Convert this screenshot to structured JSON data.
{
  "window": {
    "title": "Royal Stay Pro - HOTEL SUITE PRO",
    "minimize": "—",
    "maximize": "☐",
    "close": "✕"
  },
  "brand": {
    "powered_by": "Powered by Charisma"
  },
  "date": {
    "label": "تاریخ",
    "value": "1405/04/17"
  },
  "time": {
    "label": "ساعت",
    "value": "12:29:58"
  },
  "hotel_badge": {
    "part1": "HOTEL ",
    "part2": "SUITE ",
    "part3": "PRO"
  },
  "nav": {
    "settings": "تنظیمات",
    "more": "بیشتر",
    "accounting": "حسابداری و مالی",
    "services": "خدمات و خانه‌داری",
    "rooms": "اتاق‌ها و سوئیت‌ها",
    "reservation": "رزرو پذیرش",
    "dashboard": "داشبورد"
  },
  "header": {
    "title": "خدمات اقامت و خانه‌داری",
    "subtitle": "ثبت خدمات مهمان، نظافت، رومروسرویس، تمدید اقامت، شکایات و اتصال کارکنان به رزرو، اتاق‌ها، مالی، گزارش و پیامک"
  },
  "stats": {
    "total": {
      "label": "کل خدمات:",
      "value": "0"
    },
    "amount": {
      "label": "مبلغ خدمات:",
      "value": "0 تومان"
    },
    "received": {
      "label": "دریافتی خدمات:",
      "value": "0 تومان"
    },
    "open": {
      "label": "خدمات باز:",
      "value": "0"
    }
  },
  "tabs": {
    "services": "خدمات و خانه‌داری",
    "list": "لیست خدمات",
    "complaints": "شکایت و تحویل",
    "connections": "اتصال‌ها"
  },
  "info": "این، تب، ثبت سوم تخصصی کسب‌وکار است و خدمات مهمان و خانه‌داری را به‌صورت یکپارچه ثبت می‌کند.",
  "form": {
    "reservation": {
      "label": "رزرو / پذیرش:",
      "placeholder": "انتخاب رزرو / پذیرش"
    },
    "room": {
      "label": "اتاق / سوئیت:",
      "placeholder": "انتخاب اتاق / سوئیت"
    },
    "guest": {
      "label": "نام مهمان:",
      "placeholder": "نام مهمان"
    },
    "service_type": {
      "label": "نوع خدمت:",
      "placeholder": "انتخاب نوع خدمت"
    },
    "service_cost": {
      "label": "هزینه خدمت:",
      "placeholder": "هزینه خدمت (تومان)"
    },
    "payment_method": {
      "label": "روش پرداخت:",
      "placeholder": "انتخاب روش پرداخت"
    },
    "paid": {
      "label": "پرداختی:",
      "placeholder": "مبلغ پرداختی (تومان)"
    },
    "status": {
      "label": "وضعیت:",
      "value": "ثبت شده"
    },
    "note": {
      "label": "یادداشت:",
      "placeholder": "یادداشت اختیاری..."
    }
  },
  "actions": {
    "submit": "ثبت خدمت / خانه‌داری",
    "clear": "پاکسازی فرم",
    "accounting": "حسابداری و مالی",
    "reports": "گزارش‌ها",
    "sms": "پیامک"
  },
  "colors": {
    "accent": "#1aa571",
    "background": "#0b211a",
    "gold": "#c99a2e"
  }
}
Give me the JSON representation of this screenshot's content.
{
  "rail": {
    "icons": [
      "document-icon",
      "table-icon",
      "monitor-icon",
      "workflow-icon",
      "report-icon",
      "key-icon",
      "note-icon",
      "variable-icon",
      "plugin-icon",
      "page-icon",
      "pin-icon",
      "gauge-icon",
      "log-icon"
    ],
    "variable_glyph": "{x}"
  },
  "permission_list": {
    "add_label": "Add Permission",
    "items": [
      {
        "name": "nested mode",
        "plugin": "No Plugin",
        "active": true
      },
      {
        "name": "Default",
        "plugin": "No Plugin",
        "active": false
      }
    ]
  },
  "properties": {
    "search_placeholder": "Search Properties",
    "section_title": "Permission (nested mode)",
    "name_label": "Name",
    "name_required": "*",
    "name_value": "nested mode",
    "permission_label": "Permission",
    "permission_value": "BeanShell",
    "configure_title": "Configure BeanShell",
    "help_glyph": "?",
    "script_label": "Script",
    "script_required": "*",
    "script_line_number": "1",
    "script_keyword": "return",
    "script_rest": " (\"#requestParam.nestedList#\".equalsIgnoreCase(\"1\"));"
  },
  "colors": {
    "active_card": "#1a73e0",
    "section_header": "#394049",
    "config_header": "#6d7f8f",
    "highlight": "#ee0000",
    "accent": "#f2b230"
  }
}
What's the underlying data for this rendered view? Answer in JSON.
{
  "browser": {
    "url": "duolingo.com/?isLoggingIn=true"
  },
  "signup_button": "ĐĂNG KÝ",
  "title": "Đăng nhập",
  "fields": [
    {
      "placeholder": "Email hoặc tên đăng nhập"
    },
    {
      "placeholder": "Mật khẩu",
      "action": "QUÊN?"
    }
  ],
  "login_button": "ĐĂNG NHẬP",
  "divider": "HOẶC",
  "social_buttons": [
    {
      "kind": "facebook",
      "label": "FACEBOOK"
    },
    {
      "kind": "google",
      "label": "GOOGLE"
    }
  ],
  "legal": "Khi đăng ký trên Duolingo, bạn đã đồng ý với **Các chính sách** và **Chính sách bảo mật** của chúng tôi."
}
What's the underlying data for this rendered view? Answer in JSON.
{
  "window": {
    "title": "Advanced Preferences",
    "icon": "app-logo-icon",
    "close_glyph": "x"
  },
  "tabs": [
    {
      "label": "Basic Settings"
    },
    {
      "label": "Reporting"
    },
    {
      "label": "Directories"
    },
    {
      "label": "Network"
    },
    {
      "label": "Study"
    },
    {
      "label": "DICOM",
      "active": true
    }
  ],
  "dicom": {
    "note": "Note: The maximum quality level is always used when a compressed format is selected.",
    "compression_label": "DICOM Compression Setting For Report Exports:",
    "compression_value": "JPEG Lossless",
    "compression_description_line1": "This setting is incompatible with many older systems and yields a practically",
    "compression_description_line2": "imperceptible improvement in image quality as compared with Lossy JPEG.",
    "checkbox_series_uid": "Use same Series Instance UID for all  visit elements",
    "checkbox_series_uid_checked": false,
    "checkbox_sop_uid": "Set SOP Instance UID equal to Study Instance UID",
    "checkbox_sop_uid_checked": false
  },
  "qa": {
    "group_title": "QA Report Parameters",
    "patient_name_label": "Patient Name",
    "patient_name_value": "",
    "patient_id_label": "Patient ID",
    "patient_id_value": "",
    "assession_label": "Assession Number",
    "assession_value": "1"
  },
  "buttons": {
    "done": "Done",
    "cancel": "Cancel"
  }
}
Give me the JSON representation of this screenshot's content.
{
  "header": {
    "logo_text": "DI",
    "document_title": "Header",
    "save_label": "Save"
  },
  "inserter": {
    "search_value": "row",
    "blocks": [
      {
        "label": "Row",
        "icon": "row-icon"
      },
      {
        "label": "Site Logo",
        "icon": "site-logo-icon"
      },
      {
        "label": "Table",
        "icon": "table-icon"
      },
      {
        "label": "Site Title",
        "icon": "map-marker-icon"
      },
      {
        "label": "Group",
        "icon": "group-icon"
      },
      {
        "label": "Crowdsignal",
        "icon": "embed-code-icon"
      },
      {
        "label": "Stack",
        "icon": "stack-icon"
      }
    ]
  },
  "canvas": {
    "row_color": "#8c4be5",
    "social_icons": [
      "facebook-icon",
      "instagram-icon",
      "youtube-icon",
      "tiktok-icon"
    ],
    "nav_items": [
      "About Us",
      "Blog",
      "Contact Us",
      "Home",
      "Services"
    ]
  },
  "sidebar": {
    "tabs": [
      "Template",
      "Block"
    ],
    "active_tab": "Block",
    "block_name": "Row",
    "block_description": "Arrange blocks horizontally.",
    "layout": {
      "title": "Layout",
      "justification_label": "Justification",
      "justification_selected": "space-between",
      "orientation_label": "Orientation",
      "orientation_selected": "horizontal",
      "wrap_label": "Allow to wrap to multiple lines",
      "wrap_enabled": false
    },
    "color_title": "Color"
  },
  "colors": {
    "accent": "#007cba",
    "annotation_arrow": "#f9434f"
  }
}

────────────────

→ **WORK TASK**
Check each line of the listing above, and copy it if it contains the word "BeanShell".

→ **SOLVED PROBLEM**
    "permission_value": "BeanShell",
    "configure_title": "Configure BeanShell",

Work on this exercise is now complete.